(Items from a data source)
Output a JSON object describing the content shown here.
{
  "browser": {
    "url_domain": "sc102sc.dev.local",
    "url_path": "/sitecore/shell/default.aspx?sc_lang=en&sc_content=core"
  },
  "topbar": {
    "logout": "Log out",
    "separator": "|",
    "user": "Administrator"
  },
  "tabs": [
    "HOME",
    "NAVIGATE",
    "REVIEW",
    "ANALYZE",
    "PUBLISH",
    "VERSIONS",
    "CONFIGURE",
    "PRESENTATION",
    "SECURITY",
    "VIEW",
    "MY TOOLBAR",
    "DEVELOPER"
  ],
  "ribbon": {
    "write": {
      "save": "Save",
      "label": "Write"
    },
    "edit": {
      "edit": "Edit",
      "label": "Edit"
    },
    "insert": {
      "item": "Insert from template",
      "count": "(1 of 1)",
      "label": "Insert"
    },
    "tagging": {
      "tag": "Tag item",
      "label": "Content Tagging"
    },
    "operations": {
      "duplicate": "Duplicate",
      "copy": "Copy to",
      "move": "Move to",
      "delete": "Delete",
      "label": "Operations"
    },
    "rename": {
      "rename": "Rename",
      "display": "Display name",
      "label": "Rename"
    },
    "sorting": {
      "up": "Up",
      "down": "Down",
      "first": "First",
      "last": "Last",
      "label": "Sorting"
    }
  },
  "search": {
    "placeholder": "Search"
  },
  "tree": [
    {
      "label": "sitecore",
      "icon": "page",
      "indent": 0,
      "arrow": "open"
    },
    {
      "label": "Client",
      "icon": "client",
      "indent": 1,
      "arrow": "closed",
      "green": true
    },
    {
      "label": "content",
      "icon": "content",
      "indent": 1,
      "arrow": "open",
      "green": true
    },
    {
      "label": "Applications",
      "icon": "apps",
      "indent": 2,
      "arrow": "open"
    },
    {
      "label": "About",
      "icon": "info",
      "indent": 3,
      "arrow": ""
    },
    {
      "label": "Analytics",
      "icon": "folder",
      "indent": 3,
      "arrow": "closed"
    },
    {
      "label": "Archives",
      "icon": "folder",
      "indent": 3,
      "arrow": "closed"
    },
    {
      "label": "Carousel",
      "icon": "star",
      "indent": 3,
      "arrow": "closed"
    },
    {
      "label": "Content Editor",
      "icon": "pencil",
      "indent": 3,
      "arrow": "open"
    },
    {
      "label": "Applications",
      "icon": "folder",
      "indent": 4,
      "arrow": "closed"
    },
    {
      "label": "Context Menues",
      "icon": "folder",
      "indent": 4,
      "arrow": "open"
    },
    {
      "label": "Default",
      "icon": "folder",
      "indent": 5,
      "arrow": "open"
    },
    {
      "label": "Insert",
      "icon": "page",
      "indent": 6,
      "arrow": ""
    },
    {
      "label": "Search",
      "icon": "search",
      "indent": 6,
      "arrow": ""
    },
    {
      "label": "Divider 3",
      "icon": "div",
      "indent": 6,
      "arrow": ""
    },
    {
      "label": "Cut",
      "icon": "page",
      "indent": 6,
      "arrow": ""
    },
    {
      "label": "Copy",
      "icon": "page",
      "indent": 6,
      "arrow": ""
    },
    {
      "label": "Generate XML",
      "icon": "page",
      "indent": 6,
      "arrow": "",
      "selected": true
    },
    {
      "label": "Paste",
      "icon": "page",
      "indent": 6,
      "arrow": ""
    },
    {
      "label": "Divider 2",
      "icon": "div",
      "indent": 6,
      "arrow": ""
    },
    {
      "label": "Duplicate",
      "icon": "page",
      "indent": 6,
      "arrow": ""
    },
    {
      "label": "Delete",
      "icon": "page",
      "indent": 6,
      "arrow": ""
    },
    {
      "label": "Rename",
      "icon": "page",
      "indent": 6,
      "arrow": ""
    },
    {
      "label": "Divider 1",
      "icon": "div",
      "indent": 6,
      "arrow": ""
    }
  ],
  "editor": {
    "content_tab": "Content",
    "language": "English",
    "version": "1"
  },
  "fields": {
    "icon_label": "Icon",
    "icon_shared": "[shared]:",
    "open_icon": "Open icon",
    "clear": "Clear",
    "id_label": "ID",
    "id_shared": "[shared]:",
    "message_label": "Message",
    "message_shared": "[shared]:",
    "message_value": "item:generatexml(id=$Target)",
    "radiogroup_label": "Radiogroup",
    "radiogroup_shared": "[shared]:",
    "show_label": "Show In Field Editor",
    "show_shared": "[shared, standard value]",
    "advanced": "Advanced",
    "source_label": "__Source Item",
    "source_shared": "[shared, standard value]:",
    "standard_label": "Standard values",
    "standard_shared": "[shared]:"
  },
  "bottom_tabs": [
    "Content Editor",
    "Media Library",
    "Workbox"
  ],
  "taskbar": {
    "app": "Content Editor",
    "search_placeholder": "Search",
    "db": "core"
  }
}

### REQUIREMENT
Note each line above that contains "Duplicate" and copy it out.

### SOLUTION TO THIS PROBLEM
      "duplicate": "Duplicate",
      "label": "Duplicate",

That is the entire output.